    Our group’s vision for the future of the Carnation Ballroom centered around ways to honor the building’s past while providing resources for the nearby community. After interviewing both neighborhood elders and a new generation of community leaders while researching the assets of the community, we all agreed that the building’s future should be connected to the food industry. Because the Carnation Ballroom is large and divided into two separate spaces, we decided that two businesses could comfortably occupy the building. In the south bay, there would be a restaurant that served delicious and healthy food; in the north bay there would be a food education program to teach community members how to grow and cook their own healthy meals. The north bay’s food education program would also give local high school students credit to take classes. Outside the building, a large vacant lot would be transformed into a patio where people could sit and listen to live music performed by local musicians. The patio would also have a grilling area or fire pit where summer dishes could be served. Finally, a small parking lot would share space with this patio.

    We hope that in the future it will bring the joy and entertainment that the Carnation Ballroom once brought to North Omaha by drawing from the building’s legacy as a performance venue and community-building space.

     

Student Reflections

  • Joel S. Project Member

     I think the best part was eating at local restaurants and hearing people’s stores/perspectives. -Joel S.

     Keiry R. project member

    I feel like now whenever I pass by North Omaha I don’t see a broken down neighborhood, instead I see a part of the city with infinite possibilities. -Keiry R.

    Desi S. project member

    I would be lying if I didn’t say that trying the local restaurants wasn’t one of my favorite parts. Besides all the delicious food, seeing all the neighborhoods the first day was very exciting. –Desiree S.

    Patrick W. Project Member

    I’ve learned so much through my time here. At first I assumed Omaha was a naturally boring town but I learned that even some of the biggest Civil Rights leaders visited Omaha, like MLK Jr. I struggled to stay focused in the beginning but to stay on track, I thought of the people I’m doing this for, to help the people of North Omaha to be seen for their work. -Patrick W.

     

     

Resources

  • Interviews – July 2021:

    Katrina Adams, POC Collective

    Eric Ewing, Great Plains Black History Museum

    LaVonya Goodwin, Global Leadership Group

    Rod Mullin, Community Elder and Educator

    Jade Rogers, Afros, Capes, Curls

    Ben Swan, Developer

    Marcey Yates, Culxr House

    Archives:

    Omaha World-Herald Photo Archives

    CulxrHouse Facebook Page

    Afros, Capes & Curls Facebook Page

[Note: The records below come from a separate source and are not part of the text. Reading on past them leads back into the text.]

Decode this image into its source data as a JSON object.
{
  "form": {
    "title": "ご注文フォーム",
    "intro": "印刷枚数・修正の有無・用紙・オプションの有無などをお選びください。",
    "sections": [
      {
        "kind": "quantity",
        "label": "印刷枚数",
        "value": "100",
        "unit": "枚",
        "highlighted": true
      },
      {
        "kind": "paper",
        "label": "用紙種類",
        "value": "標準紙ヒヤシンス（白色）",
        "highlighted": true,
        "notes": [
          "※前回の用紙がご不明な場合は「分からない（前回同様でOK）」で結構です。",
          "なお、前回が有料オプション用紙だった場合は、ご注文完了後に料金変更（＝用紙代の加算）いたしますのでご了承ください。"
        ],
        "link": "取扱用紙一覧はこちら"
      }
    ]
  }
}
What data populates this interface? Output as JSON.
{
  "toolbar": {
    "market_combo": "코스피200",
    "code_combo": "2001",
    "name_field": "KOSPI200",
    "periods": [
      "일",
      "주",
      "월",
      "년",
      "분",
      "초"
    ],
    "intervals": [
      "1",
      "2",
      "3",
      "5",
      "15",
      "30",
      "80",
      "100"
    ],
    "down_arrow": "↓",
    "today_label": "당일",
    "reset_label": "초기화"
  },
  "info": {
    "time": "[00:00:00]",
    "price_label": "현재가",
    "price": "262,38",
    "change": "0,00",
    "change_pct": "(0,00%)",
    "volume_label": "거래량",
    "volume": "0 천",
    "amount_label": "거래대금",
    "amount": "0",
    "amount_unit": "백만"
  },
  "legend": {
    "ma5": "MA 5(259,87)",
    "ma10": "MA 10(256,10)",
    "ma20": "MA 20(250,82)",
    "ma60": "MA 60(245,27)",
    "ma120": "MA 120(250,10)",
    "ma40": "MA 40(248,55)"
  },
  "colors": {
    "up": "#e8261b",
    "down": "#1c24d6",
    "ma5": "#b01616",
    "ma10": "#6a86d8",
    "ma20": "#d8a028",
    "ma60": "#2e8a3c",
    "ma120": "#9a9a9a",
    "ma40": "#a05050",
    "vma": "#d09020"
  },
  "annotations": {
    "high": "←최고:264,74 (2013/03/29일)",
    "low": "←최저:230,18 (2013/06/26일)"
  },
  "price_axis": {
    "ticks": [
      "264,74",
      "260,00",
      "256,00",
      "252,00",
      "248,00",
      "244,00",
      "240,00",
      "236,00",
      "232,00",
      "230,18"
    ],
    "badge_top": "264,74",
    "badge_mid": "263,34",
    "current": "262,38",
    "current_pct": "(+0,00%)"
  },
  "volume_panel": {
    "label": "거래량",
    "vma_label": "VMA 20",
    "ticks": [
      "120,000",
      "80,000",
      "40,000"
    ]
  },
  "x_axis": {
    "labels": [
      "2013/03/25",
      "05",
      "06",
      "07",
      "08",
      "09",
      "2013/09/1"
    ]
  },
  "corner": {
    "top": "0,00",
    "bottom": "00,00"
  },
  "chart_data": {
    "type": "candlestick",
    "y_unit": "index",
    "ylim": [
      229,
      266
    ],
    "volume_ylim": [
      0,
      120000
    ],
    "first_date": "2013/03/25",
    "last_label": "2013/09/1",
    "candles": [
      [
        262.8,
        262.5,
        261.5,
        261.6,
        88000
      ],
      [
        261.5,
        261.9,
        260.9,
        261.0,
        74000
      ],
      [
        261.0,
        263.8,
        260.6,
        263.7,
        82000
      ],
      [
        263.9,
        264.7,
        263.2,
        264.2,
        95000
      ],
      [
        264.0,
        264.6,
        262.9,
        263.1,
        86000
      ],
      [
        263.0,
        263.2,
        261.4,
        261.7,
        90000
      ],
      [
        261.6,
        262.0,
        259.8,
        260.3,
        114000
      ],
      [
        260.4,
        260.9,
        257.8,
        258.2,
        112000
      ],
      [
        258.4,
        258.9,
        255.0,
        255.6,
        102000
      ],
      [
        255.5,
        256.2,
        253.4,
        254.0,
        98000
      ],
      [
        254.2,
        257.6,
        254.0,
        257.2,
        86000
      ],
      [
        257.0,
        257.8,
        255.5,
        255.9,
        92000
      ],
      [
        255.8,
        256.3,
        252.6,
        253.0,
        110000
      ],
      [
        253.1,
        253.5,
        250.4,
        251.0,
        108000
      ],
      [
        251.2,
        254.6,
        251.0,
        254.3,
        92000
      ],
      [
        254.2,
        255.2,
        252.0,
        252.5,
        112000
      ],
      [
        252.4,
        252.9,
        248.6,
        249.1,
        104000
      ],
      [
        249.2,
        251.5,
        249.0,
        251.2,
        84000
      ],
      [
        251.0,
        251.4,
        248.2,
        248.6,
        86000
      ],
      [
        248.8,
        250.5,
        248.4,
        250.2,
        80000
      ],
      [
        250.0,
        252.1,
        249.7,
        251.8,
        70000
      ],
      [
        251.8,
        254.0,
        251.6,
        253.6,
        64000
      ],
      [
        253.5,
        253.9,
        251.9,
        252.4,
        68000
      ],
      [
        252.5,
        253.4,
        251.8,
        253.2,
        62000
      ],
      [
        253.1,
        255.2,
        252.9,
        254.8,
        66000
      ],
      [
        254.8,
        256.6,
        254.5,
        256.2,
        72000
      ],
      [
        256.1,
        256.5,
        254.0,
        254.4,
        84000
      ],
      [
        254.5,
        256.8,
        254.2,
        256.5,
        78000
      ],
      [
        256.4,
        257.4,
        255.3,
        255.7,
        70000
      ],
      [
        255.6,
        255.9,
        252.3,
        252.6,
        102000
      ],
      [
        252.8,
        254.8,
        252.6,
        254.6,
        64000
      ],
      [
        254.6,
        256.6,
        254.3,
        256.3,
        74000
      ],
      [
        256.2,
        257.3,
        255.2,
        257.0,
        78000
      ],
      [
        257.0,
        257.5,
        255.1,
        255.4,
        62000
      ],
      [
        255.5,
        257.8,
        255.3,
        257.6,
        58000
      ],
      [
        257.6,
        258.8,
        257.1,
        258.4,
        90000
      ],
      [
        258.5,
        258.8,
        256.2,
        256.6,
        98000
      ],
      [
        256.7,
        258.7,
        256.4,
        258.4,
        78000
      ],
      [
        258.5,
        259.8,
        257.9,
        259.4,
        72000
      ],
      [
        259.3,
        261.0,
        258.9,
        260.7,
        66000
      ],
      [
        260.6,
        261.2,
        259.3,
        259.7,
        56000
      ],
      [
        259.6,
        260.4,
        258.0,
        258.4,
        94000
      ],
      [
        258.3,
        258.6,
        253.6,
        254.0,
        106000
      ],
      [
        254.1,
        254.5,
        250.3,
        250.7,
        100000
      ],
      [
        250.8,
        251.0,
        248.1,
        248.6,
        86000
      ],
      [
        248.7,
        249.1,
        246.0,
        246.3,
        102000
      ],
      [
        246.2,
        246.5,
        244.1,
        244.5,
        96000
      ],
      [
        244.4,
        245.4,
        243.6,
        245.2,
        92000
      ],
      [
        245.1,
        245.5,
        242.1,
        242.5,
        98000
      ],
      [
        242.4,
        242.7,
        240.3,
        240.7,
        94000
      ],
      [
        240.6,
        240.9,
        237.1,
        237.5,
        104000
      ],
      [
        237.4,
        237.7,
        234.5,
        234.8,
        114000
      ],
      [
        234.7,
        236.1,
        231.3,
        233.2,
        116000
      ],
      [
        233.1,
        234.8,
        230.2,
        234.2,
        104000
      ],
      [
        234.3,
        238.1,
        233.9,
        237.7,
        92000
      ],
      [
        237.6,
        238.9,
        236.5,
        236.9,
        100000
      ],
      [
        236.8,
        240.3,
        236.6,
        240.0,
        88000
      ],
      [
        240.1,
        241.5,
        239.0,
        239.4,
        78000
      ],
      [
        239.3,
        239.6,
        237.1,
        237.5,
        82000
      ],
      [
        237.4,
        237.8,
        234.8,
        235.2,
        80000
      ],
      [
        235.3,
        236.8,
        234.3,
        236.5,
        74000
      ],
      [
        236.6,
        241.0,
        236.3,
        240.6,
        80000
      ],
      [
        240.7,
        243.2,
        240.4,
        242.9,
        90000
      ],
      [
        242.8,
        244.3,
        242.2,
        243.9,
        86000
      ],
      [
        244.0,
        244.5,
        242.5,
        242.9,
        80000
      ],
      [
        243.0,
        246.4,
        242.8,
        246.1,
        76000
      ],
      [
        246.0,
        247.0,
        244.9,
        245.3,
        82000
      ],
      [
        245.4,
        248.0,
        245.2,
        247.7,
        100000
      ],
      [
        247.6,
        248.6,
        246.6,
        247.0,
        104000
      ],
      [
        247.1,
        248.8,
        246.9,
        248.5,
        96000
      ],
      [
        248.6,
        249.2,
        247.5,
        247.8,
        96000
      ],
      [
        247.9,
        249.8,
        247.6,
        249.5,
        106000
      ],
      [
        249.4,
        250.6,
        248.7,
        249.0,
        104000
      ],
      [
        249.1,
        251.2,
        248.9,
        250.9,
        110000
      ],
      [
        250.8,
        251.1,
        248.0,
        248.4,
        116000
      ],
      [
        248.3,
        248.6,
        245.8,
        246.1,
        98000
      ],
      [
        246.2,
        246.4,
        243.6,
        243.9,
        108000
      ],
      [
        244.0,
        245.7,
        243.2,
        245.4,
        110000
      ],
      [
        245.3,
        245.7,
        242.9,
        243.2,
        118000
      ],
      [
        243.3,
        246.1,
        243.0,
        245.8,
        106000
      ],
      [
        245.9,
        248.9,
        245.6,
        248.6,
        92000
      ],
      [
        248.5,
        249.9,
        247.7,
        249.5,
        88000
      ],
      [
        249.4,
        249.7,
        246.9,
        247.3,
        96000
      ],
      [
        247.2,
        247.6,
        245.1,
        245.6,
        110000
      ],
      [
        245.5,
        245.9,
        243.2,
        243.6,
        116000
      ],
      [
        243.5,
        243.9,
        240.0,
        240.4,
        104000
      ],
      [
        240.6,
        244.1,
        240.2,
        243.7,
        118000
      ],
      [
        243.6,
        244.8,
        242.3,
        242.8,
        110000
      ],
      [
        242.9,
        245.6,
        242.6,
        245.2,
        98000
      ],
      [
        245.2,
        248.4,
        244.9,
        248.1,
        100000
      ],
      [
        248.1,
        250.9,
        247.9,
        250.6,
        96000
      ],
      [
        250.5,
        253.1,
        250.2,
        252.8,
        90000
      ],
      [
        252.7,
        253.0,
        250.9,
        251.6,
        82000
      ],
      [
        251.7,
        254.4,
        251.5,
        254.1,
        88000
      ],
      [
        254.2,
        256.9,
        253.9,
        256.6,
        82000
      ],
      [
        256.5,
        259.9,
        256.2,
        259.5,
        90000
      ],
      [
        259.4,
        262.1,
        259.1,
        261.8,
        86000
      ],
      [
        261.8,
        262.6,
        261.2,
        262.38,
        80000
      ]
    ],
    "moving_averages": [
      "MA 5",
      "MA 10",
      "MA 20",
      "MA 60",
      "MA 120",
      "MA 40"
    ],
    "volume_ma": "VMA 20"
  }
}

    Publications:

    Carnation Ballroom, 2701 North 24th Street, Local Landmark Designation, Aug. 28, 2018

    Chatelain, Dirk. 24th and Glory: The Intersection of Civil Rights and Omaha’s Greatest Generation of Athletes. Omaha World-Herald Publisher, 2019. Print

    Orr, Richard. O&CB Streetcars of Omaha and Council Bluffs. 1996. Print 

    Omaha Historic Streetcar System an Intensive Level Survey of Preservation Resources. 2017

    Omaha World-Herald (online), 20 Mar 1994 Page 4. Preston Love, 'Carnation Ballroom Blossomed in 1950s'